__Aim of the exercise__: Run through the data and copy out every line that mentions the word "search".

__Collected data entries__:
========================

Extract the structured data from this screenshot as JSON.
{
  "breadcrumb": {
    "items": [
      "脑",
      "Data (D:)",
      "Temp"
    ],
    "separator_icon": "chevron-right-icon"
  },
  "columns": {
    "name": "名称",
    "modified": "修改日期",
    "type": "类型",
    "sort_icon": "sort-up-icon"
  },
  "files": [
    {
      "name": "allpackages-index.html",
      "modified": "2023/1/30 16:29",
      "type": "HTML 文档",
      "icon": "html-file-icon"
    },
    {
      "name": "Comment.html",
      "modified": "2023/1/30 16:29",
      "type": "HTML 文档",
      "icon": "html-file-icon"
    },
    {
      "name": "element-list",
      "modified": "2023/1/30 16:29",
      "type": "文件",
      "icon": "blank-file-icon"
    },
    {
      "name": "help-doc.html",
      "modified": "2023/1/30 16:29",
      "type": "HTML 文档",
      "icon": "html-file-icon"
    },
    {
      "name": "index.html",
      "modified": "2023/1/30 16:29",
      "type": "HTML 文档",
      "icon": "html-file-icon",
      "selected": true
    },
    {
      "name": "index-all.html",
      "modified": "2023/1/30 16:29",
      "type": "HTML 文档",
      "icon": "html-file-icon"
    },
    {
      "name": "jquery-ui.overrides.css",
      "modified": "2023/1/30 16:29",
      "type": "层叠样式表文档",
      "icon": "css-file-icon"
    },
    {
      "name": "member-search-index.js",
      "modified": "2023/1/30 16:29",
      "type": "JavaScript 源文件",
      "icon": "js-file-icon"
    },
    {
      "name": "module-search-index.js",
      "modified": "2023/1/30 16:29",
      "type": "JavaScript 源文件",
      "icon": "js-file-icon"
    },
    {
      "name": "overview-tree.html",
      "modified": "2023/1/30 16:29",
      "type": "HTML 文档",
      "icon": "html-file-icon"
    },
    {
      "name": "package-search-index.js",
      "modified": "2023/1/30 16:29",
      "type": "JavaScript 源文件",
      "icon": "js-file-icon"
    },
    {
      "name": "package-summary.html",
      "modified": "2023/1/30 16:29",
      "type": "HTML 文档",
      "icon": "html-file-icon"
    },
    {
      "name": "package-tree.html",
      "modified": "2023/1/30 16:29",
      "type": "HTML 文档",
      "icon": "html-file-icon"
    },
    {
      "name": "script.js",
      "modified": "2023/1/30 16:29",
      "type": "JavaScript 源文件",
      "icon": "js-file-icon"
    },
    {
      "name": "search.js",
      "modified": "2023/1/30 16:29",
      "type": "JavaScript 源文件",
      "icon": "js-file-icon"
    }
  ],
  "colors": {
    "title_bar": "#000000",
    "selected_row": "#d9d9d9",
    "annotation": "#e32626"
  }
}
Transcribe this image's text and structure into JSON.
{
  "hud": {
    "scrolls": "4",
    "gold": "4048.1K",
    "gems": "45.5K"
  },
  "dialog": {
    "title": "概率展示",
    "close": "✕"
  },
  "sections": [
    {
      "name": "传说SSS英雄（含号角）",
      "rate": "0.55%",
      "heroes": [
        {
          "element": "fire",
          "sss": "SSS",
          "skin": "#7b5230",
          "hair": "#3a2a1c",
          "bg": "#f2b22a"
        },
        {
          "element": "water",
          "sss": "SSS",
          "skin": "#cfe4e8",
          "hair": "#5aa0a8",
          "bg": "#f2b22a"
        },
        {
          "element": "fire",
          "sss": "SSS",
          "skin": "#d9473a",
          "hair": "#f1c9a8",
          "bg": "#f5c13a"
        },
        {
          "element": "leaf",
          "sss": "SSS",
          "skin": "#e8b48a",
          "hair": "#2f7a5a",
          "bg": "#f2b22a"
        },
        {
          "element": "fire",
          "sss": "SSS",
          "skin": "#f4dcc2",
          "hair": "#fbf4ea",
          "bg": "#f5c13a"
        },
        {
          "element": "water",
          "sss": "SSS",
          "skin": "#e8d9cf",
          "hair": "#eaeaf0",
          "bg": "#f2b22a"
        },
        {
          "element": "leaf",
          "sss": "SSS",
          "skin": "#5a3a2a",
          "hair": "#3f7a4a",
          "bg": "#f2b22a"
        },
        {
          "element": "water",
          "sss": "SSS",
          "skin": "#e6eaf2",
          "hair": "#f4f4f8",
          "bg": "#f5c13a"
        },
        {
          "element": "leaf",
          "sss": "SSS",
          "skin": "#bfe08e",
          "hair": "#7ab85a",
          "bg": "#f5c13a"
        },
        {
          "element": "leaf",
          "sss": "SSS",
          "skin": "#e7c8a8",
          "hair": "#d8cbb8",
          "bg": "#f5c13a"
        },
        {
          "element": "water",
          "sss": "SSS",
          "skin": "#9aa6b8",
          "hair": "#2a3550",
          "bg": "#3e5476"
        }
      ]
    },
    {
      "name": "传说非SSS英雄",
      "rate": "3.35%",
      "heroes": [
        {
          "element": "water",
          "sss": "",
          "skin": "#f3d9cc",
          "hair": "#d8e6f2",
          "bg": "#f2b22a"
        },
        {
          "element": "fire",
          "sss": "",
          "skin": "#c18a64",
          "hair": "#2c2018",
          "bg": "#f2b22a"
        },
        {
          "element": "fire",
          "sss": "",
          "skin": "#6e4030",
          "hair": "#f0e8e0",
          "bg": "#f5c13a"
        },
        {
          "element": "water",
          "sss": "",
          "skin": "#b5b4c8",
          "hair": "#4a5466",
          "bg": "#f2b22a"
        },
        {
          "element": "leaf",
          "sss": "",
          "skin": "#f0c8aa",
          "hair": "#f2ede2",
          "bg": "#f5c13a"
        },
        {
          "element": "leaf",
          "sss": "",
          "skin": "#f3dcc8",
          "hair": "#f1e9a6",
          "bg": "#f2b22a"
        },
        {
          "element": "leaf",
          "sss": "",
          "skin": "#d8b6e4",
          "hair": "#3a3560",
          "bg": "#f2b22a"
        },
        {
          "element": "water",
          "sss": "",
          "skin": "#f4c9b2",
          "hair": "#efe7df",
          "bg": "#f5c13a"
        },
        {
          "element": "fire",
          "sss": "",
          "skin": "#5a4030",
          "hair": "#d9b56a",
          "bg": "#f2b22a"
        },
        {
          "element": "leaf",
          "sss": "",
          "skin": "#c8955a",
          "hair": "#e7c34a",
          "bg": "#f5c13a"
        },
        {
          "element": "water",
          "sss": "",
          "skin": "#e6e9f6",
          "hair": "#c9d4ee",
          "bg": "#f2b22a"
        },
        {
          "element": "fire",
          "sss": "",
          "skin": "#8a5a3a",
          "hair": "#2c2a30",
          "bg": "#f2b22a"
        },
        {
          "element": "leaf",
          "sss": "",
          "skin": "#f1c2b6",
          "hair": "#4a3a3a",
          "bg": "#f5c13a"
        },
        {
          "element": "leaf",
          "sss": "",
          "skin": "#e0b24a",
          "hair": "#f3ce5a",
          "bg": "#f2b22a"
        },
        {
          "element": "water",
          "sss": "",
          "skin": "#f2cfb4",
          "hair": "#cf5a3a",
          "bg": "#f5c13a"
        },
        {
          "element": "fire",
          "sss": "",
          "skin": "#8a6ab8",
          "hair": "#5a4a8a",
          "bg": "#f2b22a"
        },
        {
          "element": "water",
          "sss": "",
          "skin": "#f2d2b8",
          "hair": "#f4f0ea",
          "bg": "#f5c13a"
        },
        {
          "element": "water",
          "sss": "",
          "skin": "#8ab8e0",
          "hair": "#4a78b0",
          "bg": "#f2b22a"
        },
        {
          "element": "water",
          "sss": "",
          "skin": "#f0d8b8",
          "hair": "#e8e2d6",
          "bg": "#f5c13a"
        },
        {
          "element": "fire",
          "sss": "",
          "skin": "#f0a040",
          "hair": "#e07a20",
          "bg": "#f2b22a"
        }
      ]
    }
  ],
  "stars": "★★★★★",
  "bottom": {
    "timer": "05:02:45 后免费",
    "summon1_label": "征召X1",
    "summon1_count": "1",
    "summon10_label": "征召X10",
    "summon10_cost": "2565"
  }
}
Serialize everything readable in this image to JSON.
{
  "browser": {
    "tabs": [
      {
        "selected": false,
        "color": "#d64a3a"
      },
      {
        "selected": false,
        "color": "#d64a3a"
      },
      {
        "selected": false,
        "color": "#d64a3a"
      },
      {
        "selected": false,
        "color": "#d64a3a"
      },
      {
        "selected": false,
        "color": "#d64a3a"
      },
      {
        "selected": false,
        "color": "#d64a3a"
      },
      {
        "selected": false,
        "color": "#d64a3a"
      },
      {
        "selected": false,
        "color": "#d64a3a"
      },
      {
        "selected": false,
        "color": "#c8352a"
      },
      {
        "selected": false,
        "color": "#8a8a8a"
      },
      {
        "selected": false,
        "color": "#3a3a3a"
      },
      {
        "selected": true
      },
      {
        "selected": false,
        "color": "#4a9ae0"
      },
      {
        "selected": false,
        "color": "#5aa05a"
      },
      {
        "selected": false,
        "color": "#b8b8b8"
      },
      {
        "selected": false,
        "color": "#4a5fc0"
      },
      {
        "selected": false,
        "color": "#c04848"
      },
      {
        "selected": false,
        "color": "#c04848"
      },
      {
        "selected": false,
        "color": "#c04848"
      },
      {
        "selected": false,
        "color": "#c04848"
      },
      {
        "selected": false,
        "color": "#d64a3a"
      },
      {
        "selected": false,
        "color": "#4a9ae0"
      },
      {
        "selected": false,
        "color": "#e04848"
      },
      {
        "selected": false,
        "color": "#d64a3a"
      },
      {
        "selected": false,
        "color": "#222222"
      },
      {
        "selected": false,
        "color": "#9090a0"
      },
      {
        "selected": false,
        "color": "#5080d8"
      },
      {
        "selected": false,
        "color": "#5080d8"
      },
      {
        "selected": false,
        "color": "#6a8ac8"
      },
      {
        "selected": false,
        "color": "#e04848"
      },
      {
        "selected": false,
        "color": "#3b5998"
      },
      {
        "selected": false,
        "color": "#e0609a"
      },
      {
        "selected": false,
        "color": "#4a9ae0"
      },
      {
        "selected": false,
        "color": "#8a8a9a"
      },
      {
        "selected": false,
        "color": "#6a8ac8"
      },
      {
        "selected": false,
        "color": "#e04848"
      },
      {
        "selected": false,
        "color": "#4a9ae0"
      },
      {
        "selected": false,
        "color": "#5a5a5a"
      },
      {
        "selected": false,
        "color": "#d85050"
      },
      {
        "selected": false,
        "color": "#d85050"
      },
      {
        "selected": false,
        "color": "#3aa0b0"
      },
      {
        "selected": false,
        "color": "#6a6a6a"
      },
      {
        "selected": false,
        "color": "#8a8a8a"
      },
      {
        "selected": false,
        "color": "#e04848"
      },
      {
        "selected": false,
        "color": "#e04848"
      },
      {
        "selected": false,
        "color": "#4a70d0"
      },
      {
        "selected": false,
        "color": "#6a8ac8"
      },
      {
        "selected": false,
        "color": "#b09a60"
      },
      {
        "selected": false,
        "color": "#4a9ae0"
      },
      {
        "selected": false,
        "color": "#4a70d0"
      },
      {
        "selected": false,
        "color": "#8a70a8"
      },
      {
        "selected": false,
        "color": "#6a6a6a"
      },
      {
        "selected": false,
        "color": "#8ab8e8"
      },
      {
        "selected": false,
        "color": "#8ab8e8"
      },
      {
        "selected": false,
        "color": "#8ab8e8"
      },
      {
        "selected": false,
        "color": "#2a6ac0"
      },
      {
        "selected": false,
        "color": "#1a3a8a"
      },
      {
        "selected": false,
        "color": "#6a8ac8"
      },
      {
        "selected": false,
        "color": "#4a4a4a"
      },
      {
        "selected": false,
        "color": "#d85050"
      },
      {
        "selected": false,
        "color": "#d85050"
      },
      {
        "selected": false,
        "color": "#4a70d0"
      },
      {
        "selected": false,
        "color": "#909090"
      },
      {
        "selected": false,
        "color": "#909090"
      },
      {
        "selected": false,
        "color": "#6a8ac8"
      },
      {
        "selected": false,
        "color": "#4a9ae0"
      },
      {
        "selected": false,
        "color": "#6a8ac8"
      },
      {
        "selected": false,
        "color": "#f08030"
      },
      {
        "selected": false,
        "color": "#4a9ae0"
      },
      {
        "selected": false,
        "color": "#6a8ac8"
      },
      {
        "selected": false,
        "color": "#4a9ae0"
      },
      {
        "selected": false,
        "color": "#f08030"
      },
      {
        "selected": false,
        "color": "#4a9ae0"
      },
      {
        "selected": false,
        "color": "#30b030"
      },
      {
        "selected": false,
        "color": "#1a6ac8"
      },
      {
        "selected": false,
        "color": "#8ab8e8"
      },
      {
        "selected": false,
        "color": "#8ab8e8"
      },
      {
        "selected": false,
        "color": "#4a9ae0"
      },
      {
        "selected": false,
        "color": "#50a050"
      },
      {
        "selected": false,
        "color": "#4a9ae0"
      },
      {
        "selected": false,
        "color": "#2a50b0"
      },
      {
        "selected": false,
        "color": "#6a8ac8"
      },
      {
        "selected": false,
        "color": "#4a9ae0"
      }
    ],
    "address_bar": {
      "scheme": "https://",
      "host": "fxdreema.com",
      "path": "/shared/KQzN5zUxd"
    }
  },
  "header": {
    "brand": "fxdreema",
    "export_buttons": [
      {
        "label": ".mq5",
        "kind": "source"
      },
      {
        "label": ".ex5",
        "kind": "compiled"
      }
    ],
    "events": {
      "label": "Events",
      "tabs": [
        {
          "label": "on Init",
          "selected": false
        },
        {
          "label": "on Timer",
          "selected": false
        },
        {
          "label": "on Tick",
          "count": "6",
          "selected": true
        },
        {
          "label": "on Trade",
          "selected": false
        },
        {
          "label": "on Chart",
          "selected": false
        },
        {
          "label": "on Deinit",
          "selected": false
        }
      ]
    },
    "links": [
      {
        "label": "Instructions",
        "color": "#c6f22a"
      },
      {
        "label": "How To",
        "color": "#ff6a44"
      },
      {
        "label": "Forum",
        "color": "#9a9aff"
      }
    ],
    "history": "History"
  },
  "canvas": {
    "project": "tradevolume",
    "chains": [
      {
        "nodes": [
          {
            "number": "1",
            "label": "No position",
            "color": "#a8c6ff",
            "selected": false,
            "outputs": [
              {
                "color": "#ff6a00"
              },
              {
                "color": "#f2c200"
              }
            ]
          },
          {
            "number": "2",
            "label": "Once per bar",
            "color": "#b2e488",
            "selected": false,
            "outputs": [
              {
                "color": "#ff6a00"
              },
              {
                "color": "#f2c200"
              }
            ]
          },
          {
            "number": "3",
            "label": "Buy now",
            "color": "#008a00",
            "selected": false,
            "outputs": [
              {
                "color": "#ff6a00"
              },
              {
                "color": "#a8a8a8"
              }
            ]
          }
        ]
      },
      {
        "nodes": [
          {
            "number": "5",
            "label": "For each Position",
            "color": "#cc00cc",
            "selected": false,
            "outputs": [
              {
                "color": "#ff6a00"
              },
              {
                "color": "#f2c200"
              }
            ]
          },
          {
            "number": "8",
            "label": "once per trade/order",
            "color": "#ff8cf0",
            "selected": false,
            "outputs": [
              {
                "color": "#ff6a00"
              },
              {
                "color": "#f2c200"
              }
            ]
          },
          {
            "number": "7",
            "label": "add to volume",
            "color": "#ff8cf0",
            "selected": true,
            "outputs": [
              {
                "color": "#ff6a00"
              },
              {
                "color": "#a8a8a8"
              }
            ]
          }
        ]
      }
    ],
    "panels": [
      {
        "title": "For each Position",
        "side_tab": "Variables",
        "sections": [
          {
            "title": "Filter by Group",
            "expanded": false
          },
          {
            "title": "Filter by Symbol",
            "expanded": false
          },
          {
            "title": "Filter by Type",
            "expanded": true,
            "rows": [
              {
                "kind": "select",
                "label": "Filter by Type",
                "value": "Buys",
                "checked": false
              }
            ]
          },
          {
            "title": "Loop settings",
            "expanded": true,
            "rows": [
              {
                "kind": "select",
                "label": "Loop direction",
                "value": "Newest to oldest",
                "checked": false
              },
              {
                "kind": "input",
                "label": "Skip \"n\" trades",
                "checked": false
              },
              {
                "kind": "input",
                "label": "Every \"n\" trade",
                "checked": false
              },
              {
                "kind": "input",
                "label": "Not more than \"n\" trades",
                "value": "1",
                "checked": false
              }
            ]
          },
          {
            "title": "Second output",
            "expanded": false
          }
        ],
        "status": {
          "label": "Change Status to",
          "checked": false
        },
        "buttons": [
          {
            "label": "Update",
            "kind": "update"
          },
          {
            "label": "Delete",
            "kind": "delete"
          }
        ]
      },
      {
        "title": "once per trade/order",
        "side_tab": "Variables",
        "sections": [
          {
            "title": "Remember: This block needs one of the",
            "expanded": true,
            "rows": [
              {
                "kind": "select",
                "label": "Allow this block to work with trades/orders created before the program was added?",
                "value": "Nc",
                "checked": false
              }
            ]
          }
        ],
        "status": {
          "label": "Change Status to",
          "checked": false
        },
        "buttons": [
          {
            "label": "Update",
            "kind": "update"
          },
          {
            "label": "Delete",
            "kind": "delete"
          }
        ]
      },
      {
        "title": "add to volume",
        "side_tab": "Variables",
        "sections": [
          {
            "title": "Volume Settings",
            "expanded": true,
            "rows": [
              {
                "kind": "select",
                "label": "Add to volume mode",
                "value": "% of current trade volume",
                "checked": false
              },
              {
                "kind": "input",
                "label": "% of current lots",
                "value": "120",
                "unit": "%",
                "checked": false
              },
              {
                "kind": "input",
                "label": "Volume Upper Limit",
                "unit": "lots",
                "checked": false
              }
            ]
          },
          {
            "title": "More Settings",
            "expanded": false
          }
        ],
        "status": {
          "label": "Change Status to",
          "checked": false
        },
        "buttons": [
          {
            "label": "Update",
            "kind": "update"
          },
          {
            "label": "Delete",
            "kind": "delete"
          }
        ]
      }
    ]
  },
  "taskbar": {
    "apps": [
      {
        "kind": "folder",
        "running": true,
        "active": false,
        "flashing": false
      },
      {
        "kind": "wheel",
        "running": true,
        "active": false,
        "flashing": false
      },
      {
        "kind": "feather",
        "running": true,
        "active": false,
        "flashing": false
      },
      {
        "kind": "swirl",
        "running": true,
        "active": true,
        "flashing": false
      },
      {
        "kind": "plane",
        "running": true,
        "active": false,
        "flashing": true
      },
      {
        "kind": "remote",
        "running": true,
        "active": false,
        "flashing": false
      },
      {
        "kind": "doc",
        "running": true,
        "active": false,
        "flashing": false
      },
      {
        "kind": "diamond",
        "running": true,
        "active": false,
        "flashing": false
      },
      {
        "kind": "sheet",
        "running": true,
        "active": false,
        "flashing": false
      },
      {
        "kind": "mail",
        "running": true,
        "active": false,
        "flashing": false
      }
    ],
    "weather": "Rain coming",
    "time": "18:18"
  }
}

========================

__Answer area__:
      "name": "member-search-index.js",
      "name": "module-search-index.js",
      "name": "package-search-index.js",
      "name": "search.js",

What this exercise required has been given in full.